When the conventions come to town every four years, making life a little more stressful for homeless people has become almost as much of a tradition as draping the city in red, white and blue.

Instead of trying to mask and ignore the problem, as other cities have done in the past, Philadelphia is working to help homeless people actually find places to stay as the city’s accommodations are stretched this week during the Democratic National Convention.

The city allocated $61,000 of its DNC budget to provide an additional 110 beds in shelters, according to Philadelphia Magazine. And, $25,000 will go towards supporting about 20 extra outreach workers.

The city has also partnered with advocates who are well-versed in the issues to help transition homeless people into available shelters, according to ThinkProgress.

This approach stands in stark contrast to past conventions.

In 2012, for example, during the Republican National Convention in Tampa, Florida, homeless people were banned entirely from a downtown park where they usually slept and the event site, The Huffington Post reported at the time.

“We had to get our stuff, and then we had to go a mile away or whatever from the facility, the area that was having the convention,” Johnson, 30, told The Huffington Post. “I really didn’t approve of it. We didn’t have nowhere else to go.”

When motel prices skyrocketed in Tampa, and in Charlotte during that year’s DNC, the homeless people who typically relied on such affordable accommodations were also left with nowhere to turn.

Charlotte’s motel prices soared 109 percent during that week, according to the LA Times.

“I work all day for $60,” Eric Jones, who had recently become homeless, told the news outlet. “Why am I going to pay $60 for a room, then I won’t have enough to spend on food or anything.”

Instead of following the lead of other cities, the City of Brotherly Love is taking a cue from its own past major events.
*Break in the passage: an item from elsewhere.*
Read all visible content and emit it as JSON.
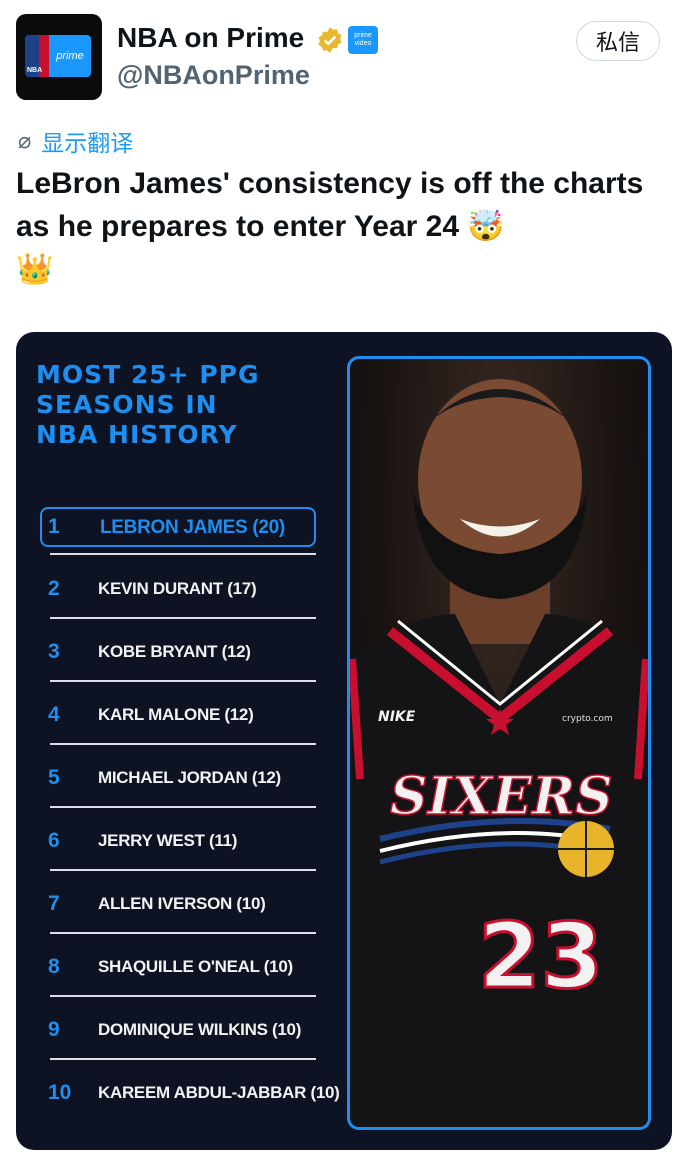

When the Pope visited Philadelphia last year, the city also expanded its outreach teams and often had them work with staff from the Department of Behavioral Health or formerly homeless peer specialists.

“Our hope is this would be a first step,” Laura Weinbaum of Project HOME, a group that works with homeless people, told ThinkProgress. “Even if the reason resources became available is because of the DNC, obviously we want to make hay when the sun shines.”